About six months after my son’s death, I started thinking about how I was coping and pain management in life. I made a list of the things that helped me. My list is long and not everything applies to everyone, but maybe there is one idea.
It is easy during intense grief/pain to turn to unhealthy grieving, but sometimes just identifying what you are doing to cope helps to stay in the healthy grieving lane. I had to make a choice for myself to walk through the very painful grief without substances to numb the pain.
When stressors are high, coping skills must be high.
- God’s Word and His presence replace truth for lies. At the beginning, friends made verses to carry around with me, because I did not have the strength to find Scripture that comforted. Then, I just read a chapter with no expectation; I just let it wash over me. It is like eating ice chips when your body can’t handle water when you are sick. For many, it is hard to read God’s Word at all, because of the immense hurt, questioning or anger at God, then some experience guilt. But, don’t give up-sometimes worship music/sermons/audio are easier (be gentle with yourself and give yourself time). Covid gave me time to read Scripture for long periods of time and sit and think and cry and talk to God (not fully understanding). It was healing.
- Exercise releases dopamine, serotonin, and endorphins that make you feel happy and release stress. I remember walking out of a cycling class after Thanksgiving/Christmas/New Year’s…a very difficult two months last year and literally feeling the release of chemicals in my brain!
- Educate yourself by taking a grief class or read a book (learn about normal grieving). Again, reading can be a chore. In one group we learned from other grieving parents: They told us to picture our grief as a large hole. The leader explained that this will never go away, but he showed how in time, we would build more life around that hole, making our grief proportionally smaller. The truth that love/grief never fully leaves, but there is relief, was exactly what we needed to hear. Reading may be difficult, if so, sign up for daily emails about grieving (https://www.griefshare.org/dailyemails)-these are very short and to the point.
- Helping others gives you a sense of purpose and accomplishment that you can encourage others to persevere and get help in hard times. This helps me tremendously: talking one on one, taking meals to people, whatever fits your gifts and personality. Knowing that your pain may help others in life, is therapeutic.
- Distract yourself at first to preoccupy your brain and difficult emotions. I got a part-time job to stay busy. Not so much to ignore your grief, but enough to learn to live again.
- Cultivate new hobbies such as music, cooking, gardening. The newness can be refreshing.
- Listen to uplifting music with messages of hope. Create playlists for yourself. Share with others.
- Talk to others as much as it helps you.
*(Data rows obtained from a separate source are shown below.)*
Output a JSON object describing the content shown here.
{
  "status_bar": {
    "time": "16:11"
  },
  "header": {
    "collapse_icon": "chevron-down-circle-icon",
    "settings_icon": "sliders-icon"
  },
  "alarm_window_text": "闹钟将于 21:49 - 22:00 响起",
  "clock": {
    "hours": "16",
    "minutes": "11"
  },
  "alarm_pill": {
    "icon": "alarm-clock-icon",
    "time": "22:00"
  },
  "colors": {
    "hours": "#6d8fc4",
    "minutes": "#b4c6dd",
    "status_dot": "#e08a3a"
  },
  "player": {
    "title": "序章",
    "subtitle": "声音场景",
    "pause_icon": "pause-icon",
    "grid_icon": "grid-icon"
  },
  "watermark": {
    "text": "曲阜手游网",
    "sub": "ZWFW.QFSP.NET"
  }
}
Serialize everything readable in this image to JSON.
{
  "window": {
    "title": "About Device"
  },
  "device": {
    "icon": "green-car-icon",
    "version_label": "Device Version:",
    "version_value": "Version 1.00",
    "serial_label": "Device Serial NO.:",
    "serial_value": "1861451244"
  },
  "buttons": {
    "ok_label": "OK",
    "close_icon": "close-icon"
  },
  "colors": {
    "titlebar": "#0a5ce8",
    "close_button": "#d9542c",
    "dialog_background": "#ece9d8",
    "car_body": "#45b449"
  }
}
Sometimes too much can be draining, but not enough feels isolating.
- Pursue counseling or find mentors-talking to someone who is not bias can help you grow.
- Find humor-I intentionally found a show that made me laugh that we watched every night.
- Go to medical appointments and get check-ups. Medication for depression (if necessary, there is no shame). Get help of any kind when you need it.
- Make a to-do list-my memory is not always 100% as I grieve (I hear this is normal).
- Taking a bath and drinking tea/coffee to relax.
- Get outside/hike/walk/nature-take it in; be in the moment; look around; be sure to rest because grief is physically taxing.
- List things you are thankful for in a journal or just think about it. This is hard at first, but even one thing can move your mind and heart.
- Journaling/Blogging-writing down memories can relieve the pain as a way of processing.
- Take care of something. Get a pet or find others who have animals to pet-they may make you laugh. Cleaning the house or organizing can be a release.
- Work on managing time and/or online time.
- Stay away from triggering/depressing situations; work on healthy boundaries.
- Increase problem solving and communication skills intentionally.
- Work on emotional regulation-identify and think about your emotions.
- Think about your purpose, your strengths, speak gently to yourself like you would to a friend.
- Forgiving yourself or apologizing can bring freedom.
Watch out for unhealthy coping choices and get help if you find yourself moving in this direction.
- Drugs and alcohol
- Cutting/Suicidal ideation
- Sleeping too much (Depression)
- Anger at others
- Unhealthy friendships-being around people who are engaged in unhealthy coping